About this exercise ▸ Search the data for the word "JSON" and copy out every line that has it.
Start of Exercise material
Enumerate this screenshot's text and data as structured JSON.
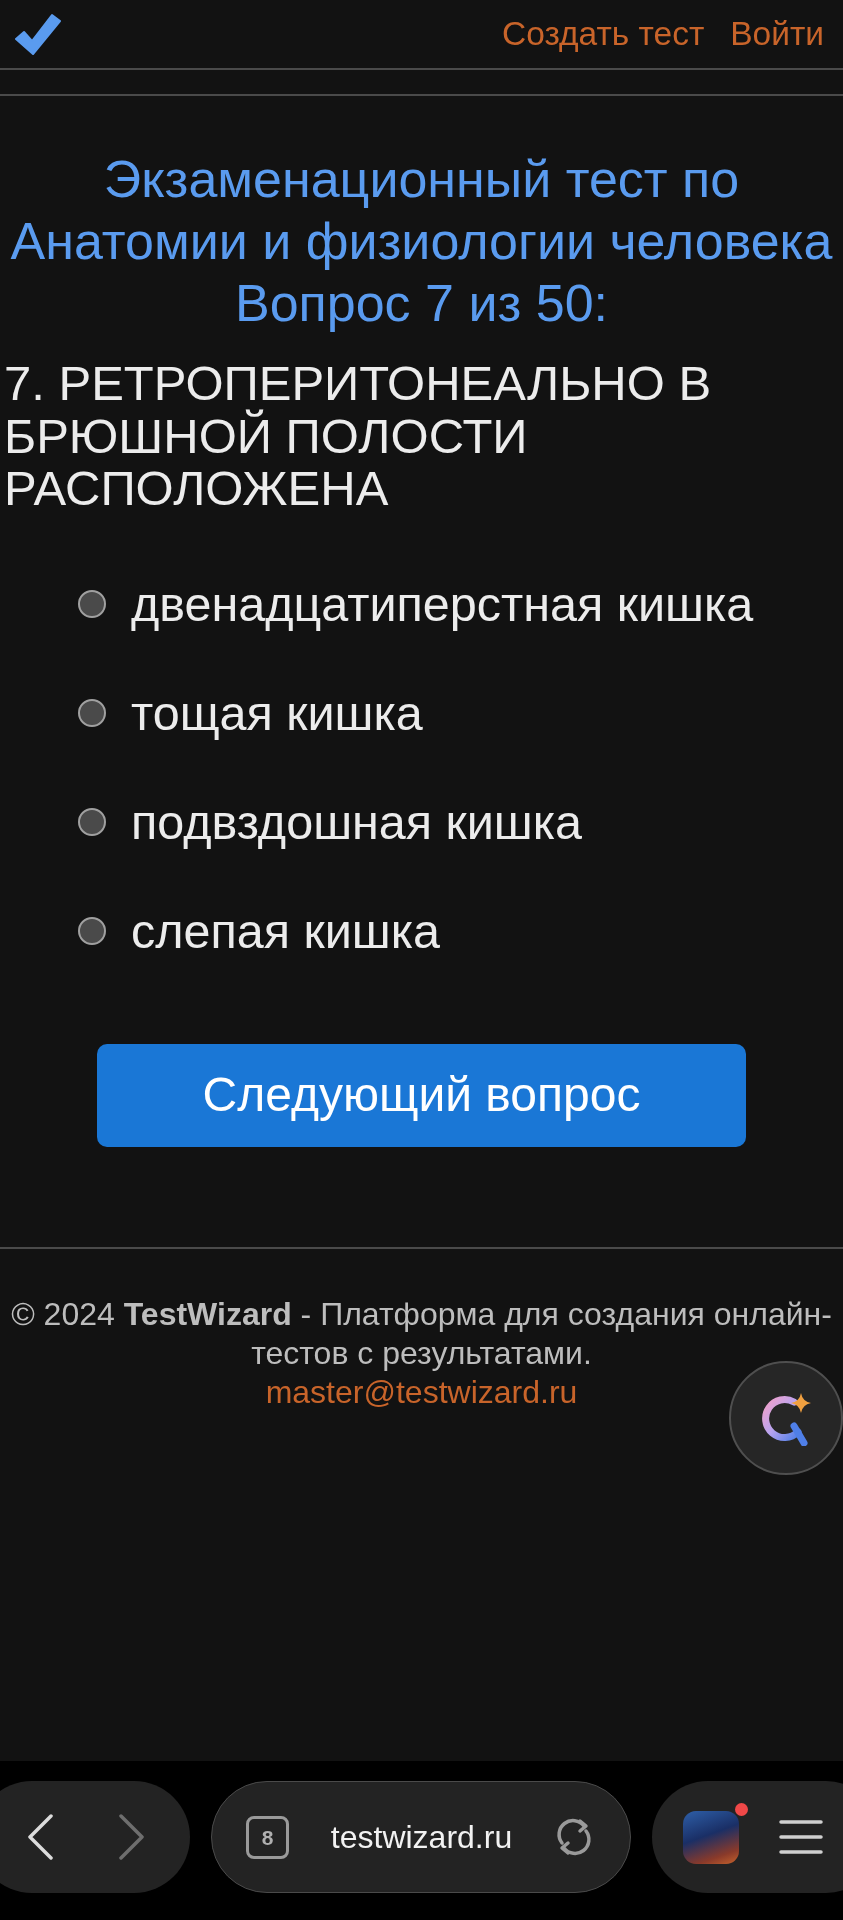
{
  "header": {
    "nav_links": [
      {
        "label": "Создать тест"
      },
      {
        "label": "Войти"
      }
    ]
  },
  "test": {
    "title": "Экзаменационный тест по Анатомии и физиологии человека",
    "counter": "Вопрос 7 из 50:"
  },
  "question": {
    "text": "7. РЕТРОПЕРИТОНЕАЛЬНО В БРЮШНОЙ ПОЛОСТИ РАСПОЛОЖЕНА",
    "options": [
      {
        "label": "двенадцатиперстная кишка",
        "selected": false
      },
      {
        "label": "тощая кишка",
        "selected": false
      },
      {
        "label": "подвздошная кишка",
        "selected": false
      },
      {
        "label": "слепая кишка",
        "selected": false
      }
    ]
  },
  "next_button": {
    "label": "Следующий вопрос"
  },
  "footer": {
    "text": "© 2024 **TestWizard** - Платформа для создания онлайн-тестов с результатами.",
    "email": "master@testwizard.ru"
  },
  "browser_bar": {
    "nav_buttons": [
      {
        "kind": "back",
        "disabled": false
      },
      {
        "kind": "forward",
        "disabled": true
      }
    ],
    "tab_count": "8",
    "url": "testwizard.ru"
  }
}
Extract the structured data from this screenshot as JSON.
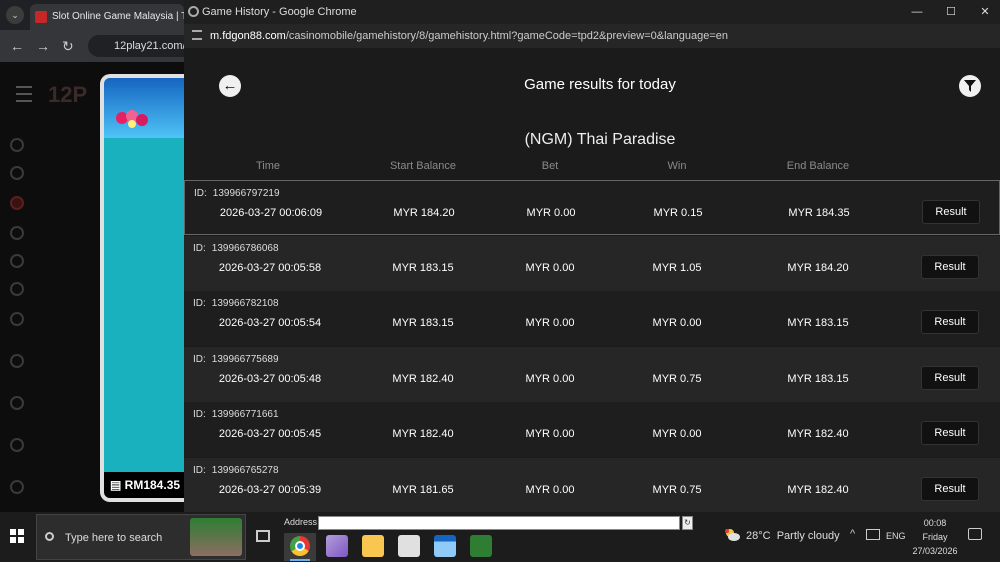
{
  "background_browser": {
    "tab_title": "Slot Online Game Malaysia | Top",
    "tab_logo_text": "12P",
    "url": "12play21.com/",
    "balance": "RM184.35"
  },
  "popup": {
    "window_title": "Game History - Google Chrome",
    "url_host": "m.fdgon88.com",
    "url_path": "/casinomobile/gamehistory/8/gamehistory.html?gameCode=tpd2&preview=0&language=en",
    "page_title": "Game results for today",
    "game_name": "(NGM) Thai Paradise",
    "columns": {
      "time": "Time",
      "start_balance": "Start Balance",
      "bet": "Bet",
      "win": "Win",
      "end_balance": "End Balance"
    },
    "id_prefix": "ID:",
    "result_label": "Result",
    "rows": [
      {
        "id": "139966797219",
        "time": "2026-03-27 00:06:09",
        "start": "MYR 184.20",
        "bet": "MYR 0.00",
        "win": "MYR 0.15",
        "end": "MYR 184.35"
      },
      {
        "id": "139966786068",
        "time": "2026-03-27 00:05:58",
        "start": "MYR 183.15",
        "bet": "MYR 0.00",
        "win": "MYR 1.05",
        "end": "MYR 184.20"
      },
      {
        "id": "139966782108",
        "time": "2026-03-27 00:05:54",
        "start": "MYR 183.15",
        "bet": "MYR 0.00",
        "win": "MYR 0.00",
        "end": "MYR 183.15"
      },
      {
        "id": "139966775689",
        "time": "2026-03-27 00:05:48",
        "start": "MYR 182.40",
        "bet": "MYR 0.00",
        "win": "MYR 0.75",
        "end": "MYR 183.15"
      },
      {
        "id": "139966771661",
        "time": "2026-03-27 00:05:45",
        "start": "MYR 182.40",
        "bet": "MYR 0.00",
        "win": "MYR 0.00",
        "end": "MYR 182.40"
      },
      {
        "id": "139966765278",
        "time": "2026-03-27 00:05:39",
        "start": "MYR 181.65",
        "bet": "MYR 0.00",
        "win": "MYR 0.75",
        "end": "MYR 182.40"
      }
    ]
  },
  "taskbar": {
    "search_placeholder": "Type here to search",
    "address_label": "Address",
    "temperature": "28°C",
    "weather": "Partly cloudy",
    "language": "ENG",
    "time": "00:08",
    "day": "Friday",
    "date": "27/03/2026"
  }
}
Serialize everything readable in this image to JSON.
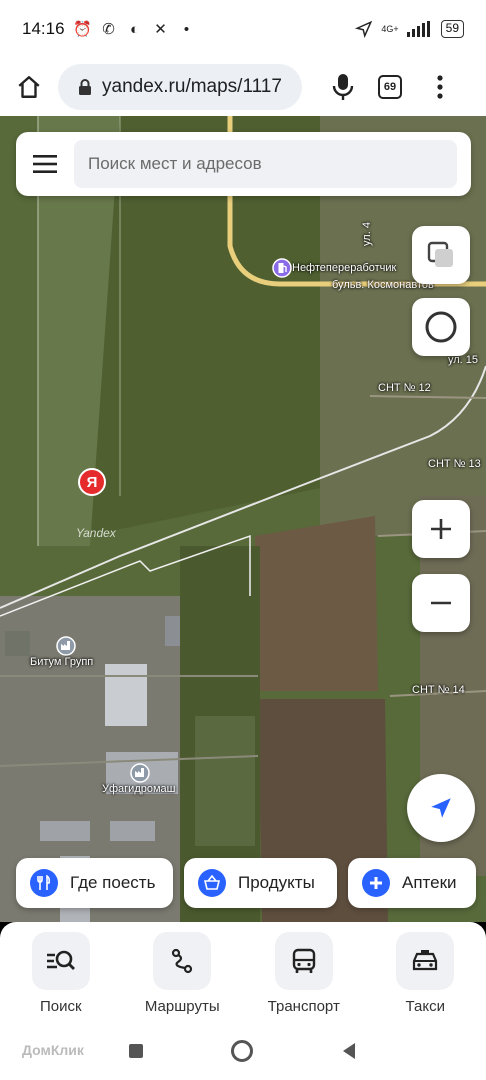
{
  "status_bar": {
    "time": "14:16",
    "icons": [
      "alarm-icon",
      "whatsapp-icon",
      "vpn-icon",
      "cross-app-icon",
      "more-dots-icon"
    ],
    "network": "4G+",
    "battery": "59"
  },
  "browser": {
    "url": "yandex.ru/maps/1117",
    "tab_count": "69"
  },
  "map": {
    "search_placeholder": "Поиск мест и адресов",
    "labels": {
      "poi_refinery": "Нефтепереработчик",
      "street_kosmonavtov": "бульв. Космонавтов",
      "street_4": "ул. 4",
      "street_15": "ул. 15",
      "snt_12": "СНТ № 12",
      "snt_13": "СНТ № 13",
      "snt_14": "СНТ № 14",
      "bitum": "Битум Групп",
      "ufagidromash": "Уфагидромаш",
      "watermark": "Yandex",
      "pin_letter": "Я"
    }
  },
  "chips": [
    {
      "label": "Где поесть",
      "color": "#2962ff"
    },
    {
      "label": "Продукты",
      "color": "#2962ff"
    },
    {
      "label": "Аптеки",
      "color": "#2962ff"
    }
  ],
  "bottom_tabs": [
    {
      "label": "Поиск"
    },
    {
      "label": "Маршруты"
    },
    {
      "label": "Транспорт"
    },
    {
      "label": "Такси"
    }
  ],
  "nav_watermark": "ДомКлик",
  "colors": {
    "accent": "#2962ff",
    "yandex_red": "#e52b2b",
    "road_yellow": "#e9cf7c"
  }
}
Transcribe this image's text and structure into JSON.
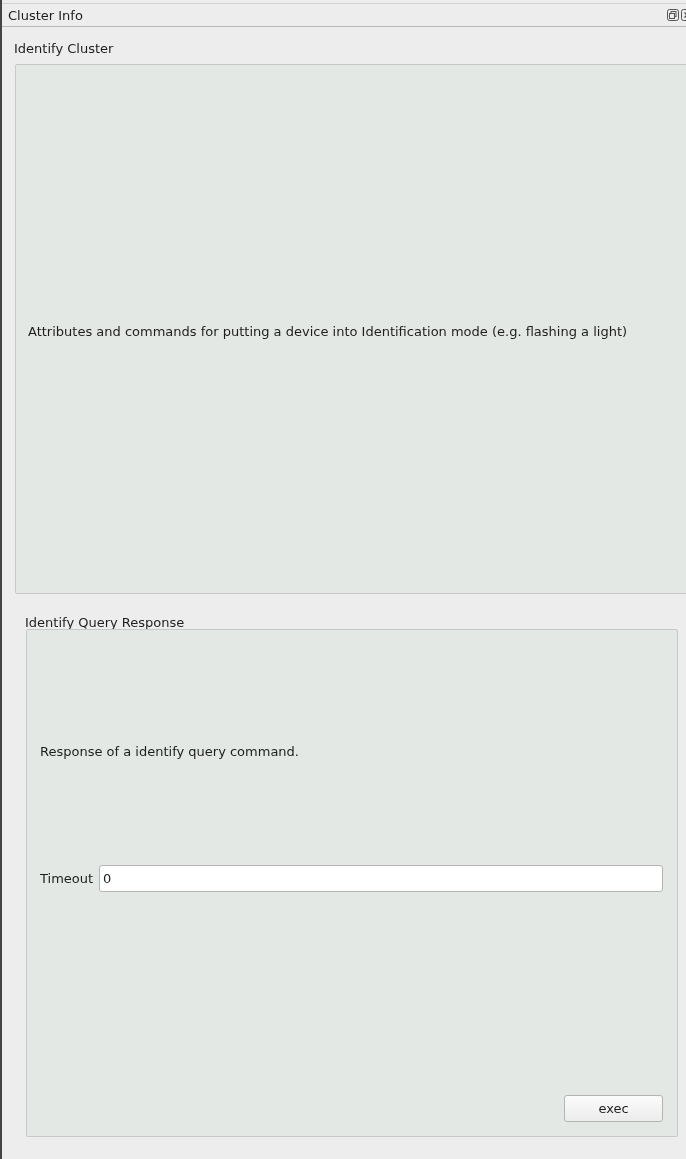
{
  "window": {
    "title": "Cluster Info"
  },
  "cluster": {
    "title": "Identify Cluster",
    "description": "Attributes and commands for putting a device into Identification mode (e.g. flashing a light)"
  },
  "command": {
    "title": "Identify Query Response",
    "description": "Response of a identify query command.",
    "fields": [
      {
        "label": "Timeout",
        "value": "0"
      }
    ],
    "button": "exec"
  }
}
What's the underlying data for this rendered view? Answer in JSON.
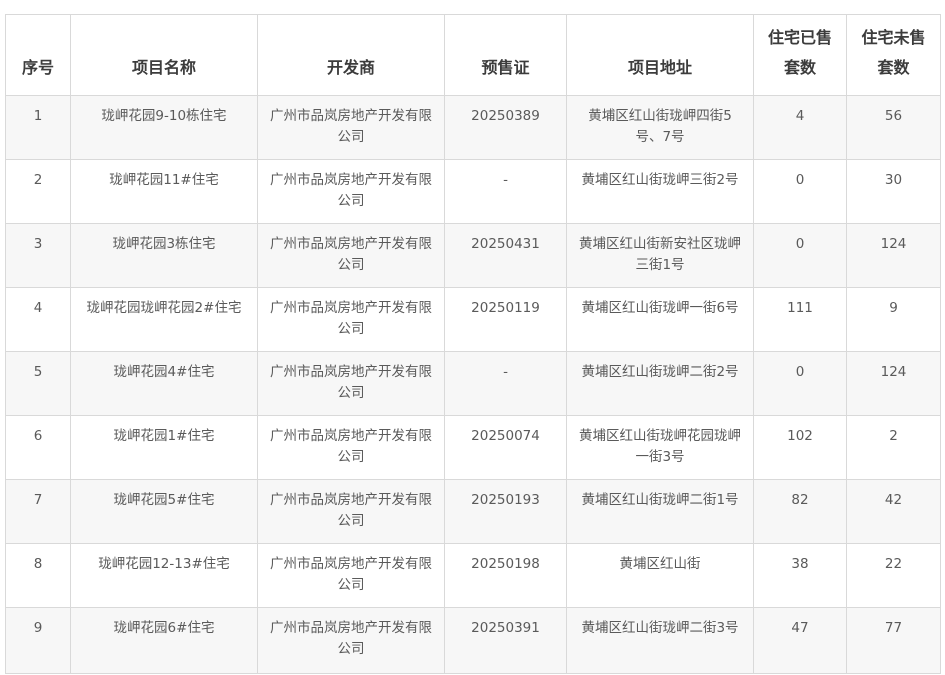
{
  "table": {
    "headers": [
      "序号",
      "项目名称",
      "开发商",
      "预售证",
      "项目地址",
      "住宅已售套数",
      "住宅未售套数"
    ],
    "rows": [
      [
        "1",
        "珑岬花园9-10栋住宅",
        "广州市品岚房地产开发有限公司",
        "20250389",
        "黄埔区红山街珑岬四街5号、7号",
        "4",
        "56"
      ],
      [
        "2",
        "珑岬花园11#住宅",
        "广州市品岚房地产开发有限公司",
        "-",
        "黄埔区红山街珑岬三街2号",
        "0",
        "30"
      ],
      [
        "3",
        "珑岬花园3栋住宅",
        "广州市品岚房地产开发有限公司",
        "20250431",
        "黄埔区红山街新安社区珑岬三街1号",
        "0",
        "124"
      ],
      [
        "4",
        "珑岬花园珑岬花园2#住宅",
        "广州市品岚房地产开发有限公司",
        "20250119",
        "黄埔区红山街珑岬一街6号",
        "111",
        "9"
      ],
      [
        "5",
        "珑岬花园4#住宅",
        "广州市品岚房地产开发有限公司",
        "-",
        "黄埔区红山街珑岬二街2号",
        "0",
        "124"
      ],
      [
        "6",
        "珑岬花园1#住宅",
        "广州市品岚房地产开发有限公司",
        "20250074",
        "黄埔区红山街珑岬花园珑岬一街3号",
        "102",
        "2"
      ],
      [
        "7",
        "珑岬花园5#住宅",
        "广州市品岚房地产开发有限公司",
        "20250193",
        "黄埔区红山街珑岬二街1号",
        "82",
        "42"
      ],
      [
        "8",
        "珑岬花园12-13#住宅",
        "广州市品岚房地产开发有限公司",
        "20250198",
        "黄埔区红山街",
        "38",
        "22"
      ],
      [
        "9",
        "珑岬花园6#住宅",
        "广州市品岚房地产开发有限公司",
        "20250391",
        "黄埔区红山街珑岬二街3号",
        "47",
        "77"
      ]
    ]
  }
}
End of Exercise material
Answer to the exercise ▸
Enumerate this screenshot's text and data as structured JSON.
Extract the structured data from this screenshot as JSON.
Serialize everything readable in this image to JSON.
Transcribe this image's text and structure into JSON.
What's the underlying data for this rendered view? Answer in JSON.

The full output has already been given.